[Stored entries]
※
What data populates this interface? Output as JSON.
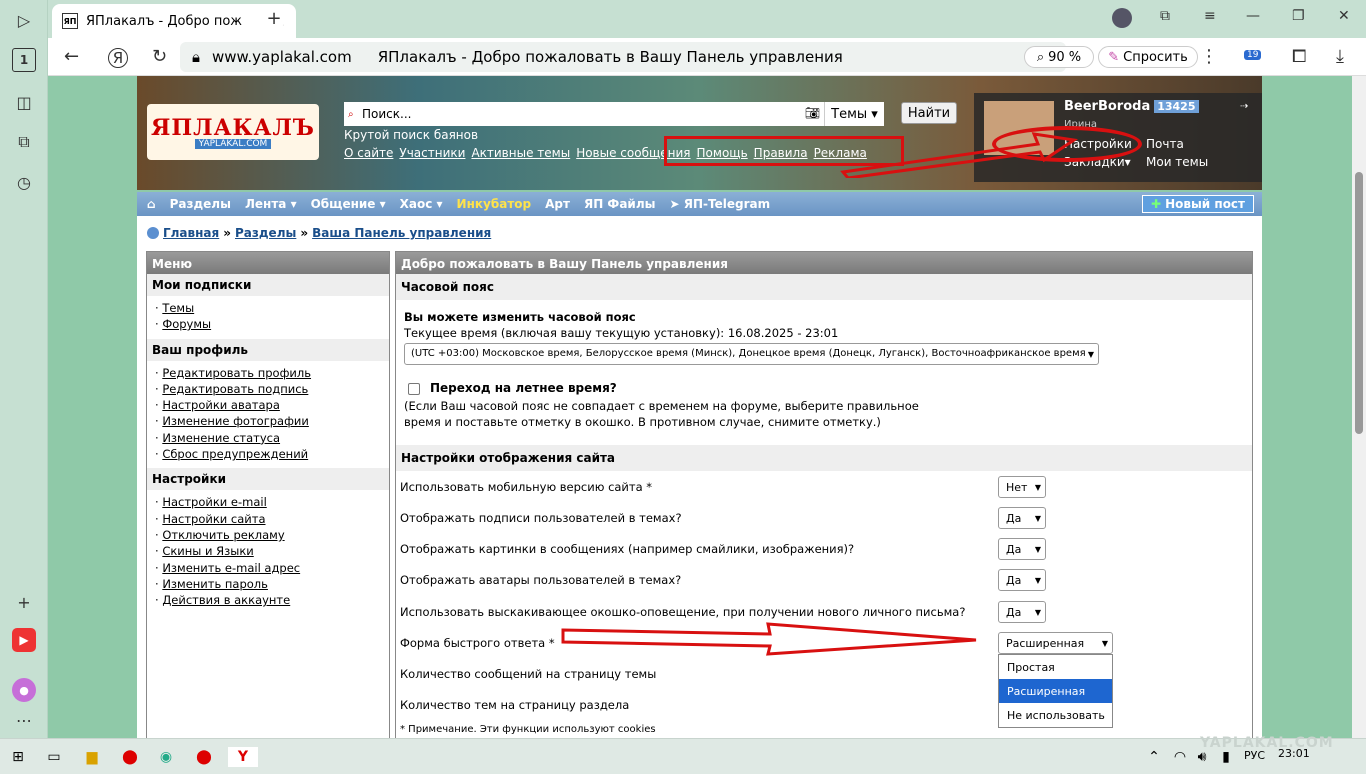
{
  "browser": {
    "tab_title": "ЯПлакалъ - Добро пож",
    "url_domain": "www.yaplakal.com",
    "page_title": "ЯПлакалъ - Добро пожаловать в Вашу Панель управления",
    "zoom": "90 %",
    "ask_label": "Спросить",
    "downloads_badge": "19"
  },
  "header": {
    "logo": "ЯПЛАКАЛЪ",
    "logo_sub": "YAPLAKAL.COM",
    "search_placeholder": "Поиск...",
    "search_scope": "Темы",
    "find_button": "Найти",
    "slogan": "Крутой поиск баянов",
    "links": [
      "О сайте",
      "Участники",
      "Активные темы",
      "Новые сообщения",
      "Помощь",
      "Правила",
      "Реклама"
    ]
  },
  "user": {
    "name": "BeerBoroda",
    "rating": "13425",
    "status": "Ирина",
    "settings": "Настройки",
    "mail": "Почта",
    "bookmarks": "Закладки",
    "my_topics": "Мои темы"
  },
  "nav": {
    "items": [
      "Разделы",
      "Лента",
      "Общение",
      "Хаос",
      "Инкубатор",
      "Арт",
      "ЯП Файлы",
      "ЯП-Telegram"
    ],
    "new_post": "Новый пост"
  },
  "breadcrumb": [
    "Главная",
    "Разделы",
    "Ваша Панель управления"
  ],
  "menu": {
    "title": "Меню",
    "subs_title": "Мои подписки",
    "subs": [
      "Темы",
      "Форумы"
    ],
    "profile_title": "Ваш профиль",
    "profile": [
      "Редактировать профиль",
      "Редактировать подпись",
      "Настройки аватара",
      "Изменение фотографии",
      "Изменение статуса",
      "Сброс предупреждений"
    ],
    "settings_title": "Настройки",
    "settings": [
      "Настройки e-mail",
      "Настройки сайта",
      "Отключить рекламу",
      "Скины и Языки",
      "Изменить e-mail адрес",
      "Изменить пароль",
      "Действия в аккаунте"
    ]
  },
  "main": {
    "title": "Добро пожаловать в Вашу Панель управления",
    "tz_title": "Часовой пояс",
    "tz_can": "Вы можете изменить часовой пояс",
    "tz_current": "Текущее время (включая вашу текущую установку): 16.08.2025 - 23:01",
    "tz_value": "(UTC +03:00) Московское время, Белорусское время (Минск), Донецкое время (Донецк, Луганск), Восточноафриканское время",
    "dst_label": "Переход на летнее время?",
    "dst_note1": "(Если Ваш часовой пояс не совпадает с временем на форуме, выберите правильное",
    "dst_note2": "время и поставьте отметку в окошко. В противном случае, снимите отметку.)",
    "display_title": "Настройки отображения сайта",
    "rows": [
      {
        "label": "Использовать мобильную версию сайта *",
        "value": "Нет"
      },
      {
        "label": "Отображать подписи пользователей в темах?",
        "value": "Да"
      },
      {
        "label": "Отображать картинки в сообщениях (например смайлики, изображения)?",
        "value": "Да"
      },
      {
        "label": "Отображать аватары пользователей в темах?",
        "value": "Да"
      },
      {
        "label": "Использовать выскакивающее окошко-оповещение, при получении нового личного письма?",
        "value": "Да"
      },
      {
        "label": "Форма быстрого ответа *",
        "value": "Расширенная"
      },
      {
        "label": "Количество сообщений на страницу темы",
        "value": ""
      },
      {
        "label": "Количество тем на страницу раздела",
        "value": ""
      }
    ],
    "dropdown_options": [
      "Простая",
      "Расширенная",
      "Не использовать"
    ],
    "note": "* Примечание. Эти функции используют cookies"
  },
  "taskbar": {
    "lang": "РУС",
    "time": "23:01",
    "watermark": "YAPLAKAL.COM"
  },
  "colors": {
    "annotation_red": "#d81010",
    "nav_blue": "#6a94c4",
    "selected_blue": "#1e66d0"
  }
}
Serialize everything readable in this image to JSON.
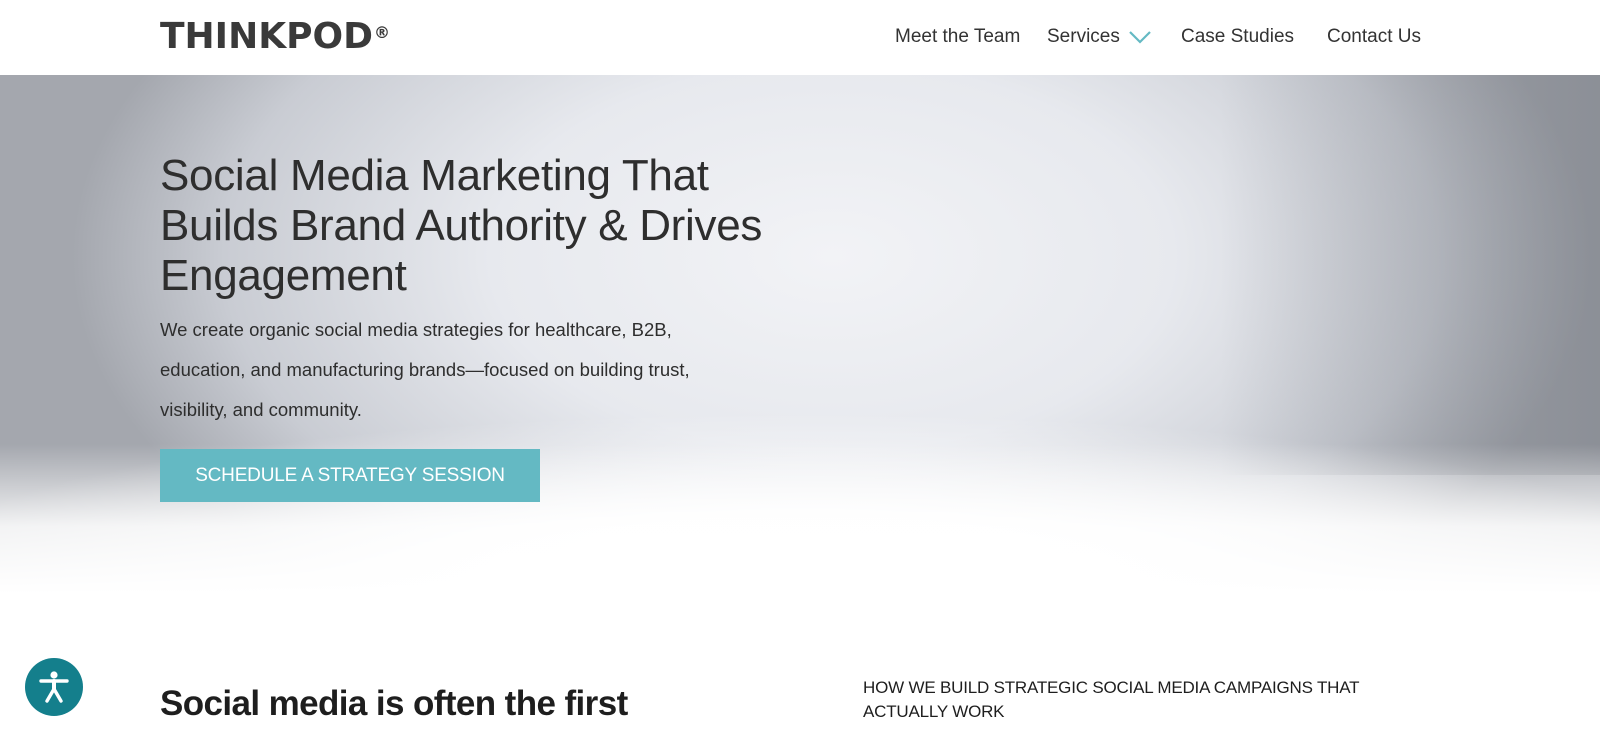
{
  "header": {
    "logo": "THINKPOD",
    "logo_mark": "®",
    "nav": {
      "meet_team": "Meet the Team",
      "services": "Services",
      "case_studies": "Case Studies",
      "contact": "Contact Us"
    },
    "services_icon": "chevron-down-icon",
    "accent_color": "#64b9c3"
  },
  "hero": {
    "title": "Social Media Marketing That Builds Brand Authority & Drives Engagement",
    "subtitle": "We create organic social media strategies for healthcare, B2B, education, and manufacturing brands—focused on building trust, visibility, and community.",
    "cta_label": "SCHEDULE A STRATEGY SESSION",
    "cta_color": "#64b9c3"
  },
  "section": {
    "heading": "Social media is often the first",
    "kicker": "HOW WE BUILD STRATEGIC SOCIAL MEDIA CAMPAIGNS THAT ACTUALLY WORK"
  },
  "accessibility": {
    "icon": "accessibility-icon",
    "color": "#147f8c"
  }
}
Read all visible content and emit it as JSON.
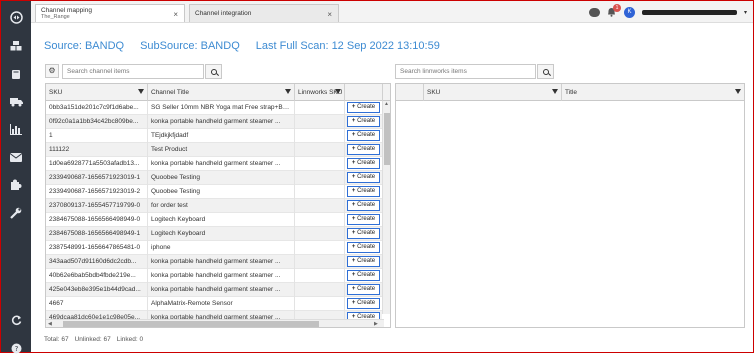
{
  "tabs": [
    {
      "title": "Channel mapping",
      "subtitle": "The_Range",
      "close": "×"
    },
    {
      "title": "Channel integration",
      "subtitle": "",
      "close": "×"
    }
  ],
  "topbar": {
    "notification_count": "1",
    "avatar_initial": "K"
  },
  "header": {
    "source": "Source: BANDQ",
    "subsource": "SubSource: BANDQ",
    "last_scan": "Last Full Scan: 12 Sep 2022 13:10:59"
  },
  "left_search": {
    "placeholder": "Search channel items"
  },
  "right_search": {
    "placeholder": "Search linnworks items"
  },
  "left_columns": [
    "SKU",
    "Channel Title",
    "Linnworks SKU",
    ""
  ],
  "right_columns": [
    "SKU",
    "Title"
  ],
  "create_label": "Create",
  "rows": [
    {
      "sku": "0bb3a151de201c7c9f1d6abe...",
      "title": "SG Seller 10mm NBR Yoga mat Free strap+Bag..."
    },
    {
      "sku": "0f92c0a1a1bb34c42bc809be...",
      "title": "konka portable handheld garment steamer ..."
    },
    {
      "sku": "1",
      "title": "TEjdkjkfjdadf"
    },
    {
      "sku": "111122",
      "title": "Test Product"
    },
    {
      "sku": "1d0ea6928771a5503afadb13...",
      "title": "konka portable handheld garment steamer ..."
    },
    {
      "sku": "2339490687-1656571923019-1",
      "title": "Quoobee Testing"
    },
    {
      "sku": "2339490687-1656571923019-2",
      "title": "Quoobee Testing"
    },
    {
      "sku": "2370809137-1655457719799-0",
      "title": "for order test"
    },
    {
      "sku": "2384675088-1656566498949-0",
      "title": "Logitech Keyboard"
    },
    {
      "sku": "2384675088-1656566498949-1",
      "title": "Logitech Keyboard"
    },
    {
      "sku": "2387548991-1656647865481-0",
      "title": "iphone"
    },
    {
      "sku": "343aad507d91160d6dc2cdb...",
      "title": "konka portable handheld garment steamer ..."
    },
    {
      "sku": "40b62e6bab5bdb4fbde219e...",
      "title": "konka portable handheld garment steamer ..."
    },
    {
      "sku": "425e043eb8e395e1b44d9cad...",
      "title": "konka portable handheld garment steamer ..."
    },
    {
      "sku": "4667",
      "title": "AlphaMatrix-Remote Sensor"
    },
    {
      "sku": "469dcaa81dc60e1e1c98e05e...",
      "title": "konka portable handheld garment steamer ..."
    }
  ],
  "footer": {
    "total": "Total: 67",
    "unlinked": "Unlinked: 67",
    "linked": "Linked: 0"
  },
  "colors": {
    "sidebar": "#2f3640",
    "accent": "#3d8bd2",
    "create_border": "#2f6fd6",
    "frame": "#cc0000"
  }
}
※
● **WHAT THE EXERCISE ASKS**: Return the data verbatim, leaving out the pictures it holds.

● **RESULT FOR THIS TASK**:
What data populates this interface? Output as JSON.
{
  "browser": {
    "tab_title": "ЯПлакалъ - Добро пож",
    "url_domain": "www.yaplakal.com",
    "page_title": "ЯПлакалъ - Добро пожаловать в Вашу Панель управления",
    "zoom": "90 %",
    "ask_label": "Спросить",
    "downloads_badge": "19"
  },
  "header": {
    "logo": "ЯПЛАКАЛЪ",
    "logo_sub": "YAPLAKAL.COM",
    "search_placeholder": "Поиск...",
    "search_scope": "Темы",
    "find_button": "Найти",
    "slogan": "Крутой поиск баянов",
    "links": [
      "О сайте",
      "Участники",
      "Активные темы",
      "Новые сообщения",
      "Помощь",
      "Правила",
      "Реклама"
    ]
  },
  "user": {
    "name": "BeerBoroda",
    "rating": "13425",
    "status": "Ирина",
    "settings": "Настройки",
    "mail": "Почта",
    "bookmarks": "Закладки",
    "my_topics": "Мои темы"
  },
  "nav": {
    "items": [
      "Разделы",
      "Лента",
      "Общение",
      "Хаос",
      "Инкубатор",
      "Арт",
      "ЯП Файлы",
      "ЯП-Telegram"
    ],
    "new_post": "Новый пост"
  },
  "breadcrumb": [
    "Главная",
    "Разделы",
    "Ваша Панель управления"
  ],
  "menu": {
    "title": "Меню",
    "subs_title": "Мои подписки",
    "subs": [
      "Темы",
      "Форумы"
    ],
    "profile_title": "Ваш профиль",
    "profile": [
      "Редактировать профиль",
      "Редактировать подпись",
      "Настройки аватара",
      "Изменение фотографии",
      "Изменение статуса",
      "Сброс предупреждений"
    ],
    "settings_title": "Настройки",
    "settings": [
      "Настройки e-mail",
      "Настройки сайта",
      "Отключить рекламу",
      "Скины и Языки",
      "Изменить e-mail адрес",
      "Изменить пароль",
      "Действия в аккаунте"
    ]
  },
  "main": {
    "title": "Добро пожаловать в Вашу Панель управления",
    "tz_title": "Часовой пояс",
    "tz_can": "Вы можете изменить часовой пояс",
    "tz_current": "Текущее время (включая вашу текущую установку): 16.08.2025 - 23:01",
    "tz_value": "(UTC +03:00) Московское время, Белорусское время (Минск), Донецкое время (Донецк, Луганск), Восточноафриканское время",
    "dst_label": "Переход на летнее время?",
    "dst_note1": "(Если Ваш часовой пояс не совпадает с временем на форуме, выберите правильное",
    "dst_note2": "время и поставьте отметку в окошко. В противном случае, снимите отметку.)",
    "display_title": "Настройки отображения сайта",
    "rows": [
      {
        "label": "Использовать мобильную версию сайта *",
        "value": "Нет"
      },
      {
        "label": "Отображать подписи пользователей в темах?",
        "value": "Да"
      },
      {
        "label": "Отображать картинки в сообщениях (например смайлики, изображения)?",
        "value": "Да"
      },
      {
        "label": "Отображать аватары пользователей в темах?",
        "value": "Да"
      },
      {
        "label": "Использовать выскакивающее окошко-оповещение, при получении нового личного письма?",
        "value": "Да"
      },
      {
        "label": "Форма быстрого ответа *",
        "value": "Расширенная"
      },
      {
        "label": "Количество сообщений на страницу темы",
        "value": ""
      },
      {
        "label": "Количество тем на страницу раздела",
        "value": ""
      }
    ],
    "dropdown_options": [
      "Простая",
      "Расширенная",
      "Не использовать"
    ],
    "note": "* Примечание. Эти функции используют cookies"
  },
  "taskbar": {
    "lang": "РУС",
    "time": "23:01",
    "watermark": "YAPLAKAL.COM"
  },
  "colors": {
    "annotation_red": "#d81010",
    "nav_blue": "#6a94c4",
    "selected_blue": "#1e66d0"
  }
}
Serialize everything readable in this image to JSON.
{
  "header": {
    "logo": "THINKPOD",
    "logo_mark": "®",
    "nav": {
      "meet_team": "Meet the Team",
      "services": "Services",
      "case_studies": "Case Studies",
      "contact": "Contact Us"
    },
    "services_icon": "chevron-down-icon",
    "accent_color": "#64b9c3"
  },
  "hero": {
    "title": "Social Media Marketing That Builds Brand Authority & Drives Engagement",
    "subtitle": "We create organic social media strategies for healthcare, B2B, education, and manufacturing brands—focused on building trust, visibility, and community.",
    "cta_label": "SCHEDULE A STRATEGY SESSION",
    "cta_color": "#64b9c3"
  },
  "section": {
    "heading": "Social media is often the first",
    "kicker": "HOW WE BUILD STRATEGIC SOCIAL MEDIA CAMPAIGNS THAT ACTUALLY WORK"
  },
  "accessibility": {
    "icon": "accessibility-icon",
    "color": "#147f8c"
  }
}
Read all visible content and emit it as JSON.
{
  "tabs": [
    {
      "title": "Channel mapping",
      "subtitle": "The_Range",
      "close": "×"
    },
    {
      "title": "Channel integration",
      "subtitle": "",
      "close": "×"
    }
  ],
  "topbar": {
    "notification_count": "1",
    "avatar_initial": "K"
  },
  "header": {
    "source": "Source: BANDQ",
    "subsource": "SubSource: BANDQ",
    "last_scan": "Last Full Scan: 12 Sep 2022 13:10:59"
  },
  "left_search": {
    "placeholder": "Search channel items"
  },
  "right_search": {
    "placeholder": "Search linnworks items"
  },
  "left_columns": [
    "SKU",
    "Channel Title",
    "Linnworks SKU",
    ""
  ],
  "right_columns": [
    "SKU",
    "Title"
  ],
  "create_label": "Create",
  "rows": [
    {
      "sku": "0bb3a151de201c7c9f1d6abe...",
      "title": "SG Seller 10mm NBR Yoga mat Free strap+Bag..."
    },
    {
      "sku": "0f92c0a1a1bb34c42bc809be...",
      "title": "konka portable handheld garment steamer ..."
    },
    {
      "sku": "1",
      "title": "TEjdkjkfjdadf"
    },
    {
      "sku": "111122",
      "title": "Test Product"
    },
    {
      "sku": "1d0ea6928771a5503afadb13...",
      "title": "konka portable handheld garment steamer ..."
    },
    {
      "sku": "2339490687-1656571923019-1",
      "title": "Quoobee Testing"
    },
    {
      "sku": "2339490687-1656571923019-2",
      "title": "Quoobee Testing"
    },
    {
      "sku": "2370809137-1655457719799-0",
      "title": "for order test"
    },
    {
      "sku": "2384675088-1656566498949-0",
      "title": "Logitech Keyboard"
    },
    {
      "sku": "2384675088-1656566498949-1",
      "title": "Logitech Keyboard"
    },
    {
      "sku": "2387548991-1656647865481-0",
      "title": "iphone"
    },
    {
      "sku": "343aad507d91160d6dc2cdb...",
      "title": "konka portable handheld garment steamer ..."
    },
    {
      "sku": "40b62e6bab5bdb4fbde219e...",
      "title": "konka portable handheld garment steamer ..."
    },
    {
      "sku": "425e043eb8e395e1b44d9cad...",
      "title": "konka portable handheld garment steamer ..."
    },
    {
      "sku": "4667",
      "title": "AlphaMatrix-Remote Sensor"
    },
    {
      "sku": "469dcaa81dc60e1e1c98e05e...",
      "title": "konka portable handheld garment steamer ..."
    }
  ],
  "footer": {
    "total": "Total: 67",
    "unlinked": "Unlinked: 67",
    "linked": "Linked: 0"
  },
  "colors": {
    "sidebar": "#2f3640",
    "accent": "#3d8bd2",
    "create_border": "#2f6fd6",
    "frame": "#cc0000"
  }
}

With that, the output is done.